Do the Benefits of Reducing Accounting Complexity Persist in Markets Prone to Bubble?
72 Pages Posted: 14 Sep 2010 Last revised: 27 Sep 2010
Date Written: September 13, 2010
Standard setters and regulators generally assume that making accounting easier to process leads to more efficient markets, thereby benefiting traders. I test that assumption in markets that are prone to price bubbles. Market efficiency will obtain only if reducing complexity in accounting leads traders to acquire and process that information more readily, and then to trade in a manner that moves price closer to fundamental value. This reasoning implies two causal links - (1) the link from less complex information to greater processing of that information, and (2) the link from greater processing of information to more efficient markets. I test these causal links in an experiment by examining the effect of reducing accounting complexity on market efficiency, as mediated by processing accounting information and as moderated by the market’s propensity to form price bubbles. Traders buy and sell shares of an asset in a multiperiod, double auction market in which speculative capital gains are possible. I find that reducing complexity in information increases processing. However, this processing increases market efficiency only in markets that are less prone to a price bubble. Conversely, in markets more prone to bubble some traders that process information trade according to value, while other informed traders utilize profitable non-value trading strategies that exacerbate price inefficiencies.

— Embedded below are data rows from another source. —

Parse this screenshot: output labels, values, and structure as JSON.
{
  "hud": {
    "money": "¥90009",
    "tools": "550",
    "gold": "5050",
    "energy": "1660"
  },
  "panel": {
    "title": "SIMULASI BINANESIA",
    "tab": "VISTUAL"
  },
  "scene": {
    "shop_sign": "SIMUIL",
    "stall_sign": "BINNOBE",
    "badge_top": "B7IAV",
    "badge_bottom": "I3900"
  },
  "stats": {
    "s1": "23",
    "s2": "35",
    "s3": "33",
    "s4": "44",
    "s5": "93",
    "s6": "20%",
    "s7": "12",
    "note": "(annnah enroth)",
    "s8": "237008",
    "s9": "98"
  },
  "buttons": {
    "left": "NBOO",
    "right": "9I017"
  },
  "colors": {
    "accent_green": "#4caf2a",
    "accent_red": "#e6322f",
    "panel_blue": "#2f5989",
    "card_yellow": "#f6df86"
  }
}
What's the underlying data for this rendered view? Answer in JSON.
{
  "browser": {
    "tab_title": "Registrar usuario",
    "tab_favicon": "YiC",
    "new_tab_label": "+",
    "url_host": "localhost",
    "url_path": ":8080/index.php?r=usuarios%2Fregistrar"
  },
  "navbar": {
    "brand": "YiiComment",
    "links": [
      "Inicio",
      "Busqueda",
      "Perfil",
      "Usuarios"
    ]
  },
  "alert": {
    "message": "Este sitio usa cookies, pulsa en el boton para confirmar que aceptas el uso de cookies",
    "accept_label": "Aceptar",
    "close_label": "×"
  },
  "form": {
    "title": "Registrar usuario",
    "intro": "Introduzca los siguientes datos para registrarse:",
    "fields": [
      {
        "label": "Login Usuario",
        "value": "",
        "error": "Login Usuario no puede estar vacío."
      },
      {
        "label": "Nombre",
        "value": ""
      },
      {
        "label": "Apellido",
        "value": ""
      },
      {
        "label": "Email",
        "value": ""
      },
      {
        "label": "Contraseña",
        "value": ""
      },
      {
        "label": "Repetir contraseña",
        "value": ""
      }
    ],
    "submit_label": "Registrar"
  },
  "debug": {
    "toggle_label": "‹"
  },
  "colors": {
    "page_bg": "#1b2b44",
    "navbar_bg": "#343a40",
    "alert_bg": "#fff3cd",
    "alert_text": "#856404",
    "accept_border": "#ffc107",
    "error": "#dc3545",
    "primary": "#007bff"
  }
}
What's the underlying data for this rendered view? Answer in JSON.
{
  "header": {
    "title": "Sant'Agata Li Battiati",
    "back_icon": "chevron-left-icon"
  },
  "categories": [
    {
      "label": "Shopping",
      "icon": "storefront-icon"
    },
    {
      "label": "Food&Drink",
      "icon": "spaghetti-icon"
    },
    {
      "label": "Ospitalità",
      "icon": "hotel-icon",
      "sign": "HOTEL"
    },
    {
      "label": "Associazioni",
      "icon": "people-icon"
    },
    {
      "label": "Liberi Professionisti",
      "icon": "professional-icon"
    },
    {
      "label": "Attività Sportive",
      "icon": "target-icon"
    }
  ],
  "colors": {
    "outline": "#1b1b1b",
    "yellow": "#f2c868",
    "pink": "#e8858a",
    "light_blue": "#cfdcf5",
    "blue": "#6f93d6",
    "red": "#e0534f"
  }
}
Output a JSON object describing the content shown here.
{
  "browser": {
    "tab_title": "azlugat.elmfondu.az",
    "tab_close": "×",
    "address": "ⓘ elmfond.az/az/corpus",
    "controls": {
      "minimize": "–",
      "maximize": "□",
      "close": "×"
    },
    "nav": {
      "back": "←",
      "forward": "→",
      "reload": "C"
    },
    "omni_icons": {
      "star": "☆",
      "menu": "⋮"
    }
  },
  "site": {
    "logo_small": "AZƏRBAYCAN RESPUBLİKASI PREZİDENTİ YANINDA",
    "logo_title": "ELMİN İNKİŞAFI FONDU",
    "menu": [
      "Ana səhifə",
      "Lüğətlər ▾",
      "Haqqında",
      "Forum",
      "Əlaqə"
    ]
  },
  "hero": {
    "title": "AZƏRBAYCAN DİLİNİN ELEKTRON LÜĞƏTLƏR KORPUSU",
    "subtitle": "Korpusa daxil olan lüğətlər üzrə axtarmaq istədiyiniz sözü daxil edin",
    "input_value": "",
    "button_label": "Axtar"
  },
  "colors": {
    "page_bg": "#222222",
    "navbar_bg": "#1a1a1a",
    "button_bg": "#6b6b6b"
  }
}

Keywords: price bubble, information processing, disclosure complexity, value trading, riding the bubble
JEL Classification: M41, D83, D84, G10, C91
Suggested Citation: Suggested Citation